Saturday, March 13, 2010


"I'm sure it's nothing. I'm sure it'll be okay." How many times have I said these words to myself and to those around me when it comes to cancer scares? I'm saying that now. I've been having a consistent pain in my leg for two months now, and my oncologist wants me to get an MRI to get it checked out. I was pretty happy and surprised that she's taking that action because they don't just hand out MRI's to anybody with a leg pain in Canada. But she wants to figure out what's going on with my leg, and this is the best and safest way to do it now, given the pregnancy. Still, I'm sure it's nothing...right?

Anton and I met with the ob-gyn again for our monthly check-up. She got the notes and recommendations from the plastic surgeon who did my TRAM-flap, but she has other ideas about how this pregnancy will progress and how to deliver the baby.
The problem is, none of my doctors have any experience at all with a woman in my situation, who is pregnant after having had a bilateral mastectomy and TRAM-flap reconstruction. So everything that they think about the situation is theoretical. The plastic surgeon believes that since I don't have abdominal muscles, I can't push out a baby and will therefore have to have a C-section, which would require cutting into my mesh. The ob-gyn would rather me have a vaginal birth and use a vacuum to suck out the vaboose, which kinda freaks me out. I know it sounds superficial, but I don't want my baby to have a cone-shaped head (I also know that it won't stay cone-shaped for long, but I can't hold off on taking pictures until the vaboose has a round head again). We meet with the ob-gyn in a couple weeks, so we'll find out more then.

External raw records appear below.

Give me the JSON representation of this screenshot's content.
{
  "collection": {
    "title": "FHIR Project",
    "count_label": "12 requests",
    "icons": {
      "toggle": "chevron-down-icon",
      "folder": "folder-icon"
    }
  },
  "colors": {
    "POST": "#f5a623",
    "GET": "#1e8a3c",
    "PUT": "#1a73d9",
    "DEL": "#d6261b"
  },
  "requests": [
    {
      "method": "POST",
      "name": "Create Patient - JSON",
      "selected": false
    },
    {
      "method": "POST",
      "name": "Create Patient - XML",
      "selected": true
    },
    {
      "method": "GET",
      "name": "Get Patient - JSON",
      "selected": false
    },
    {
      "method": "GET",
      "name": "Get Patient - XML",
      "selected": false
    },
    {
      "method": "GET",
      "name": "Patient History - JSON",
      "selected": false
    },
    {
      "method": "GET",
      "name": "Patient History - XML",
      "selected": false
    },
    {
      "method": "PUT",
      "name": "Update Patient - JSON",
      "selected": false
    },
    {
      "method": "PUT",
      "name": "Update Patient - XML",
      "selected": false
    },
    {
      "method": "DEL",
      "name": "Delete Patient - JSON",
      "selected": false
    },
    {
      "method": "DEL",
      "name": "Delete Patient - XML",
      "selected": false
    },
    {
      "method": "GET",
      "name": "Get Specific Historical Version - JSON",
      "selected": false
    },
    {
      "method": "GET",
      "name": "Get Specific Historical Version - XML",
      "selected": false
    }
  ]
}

We're off to a young adult cancer survivors retreat today, specifically for couples. It's good to get connected with folks who've gone through similar situations, especially because it's so easy to become isolated. Even though young people are resilient, it's quite difficult to just "get over" cancer. Thankfully, there is this space to talk about what's still there, even when the cancer is gone.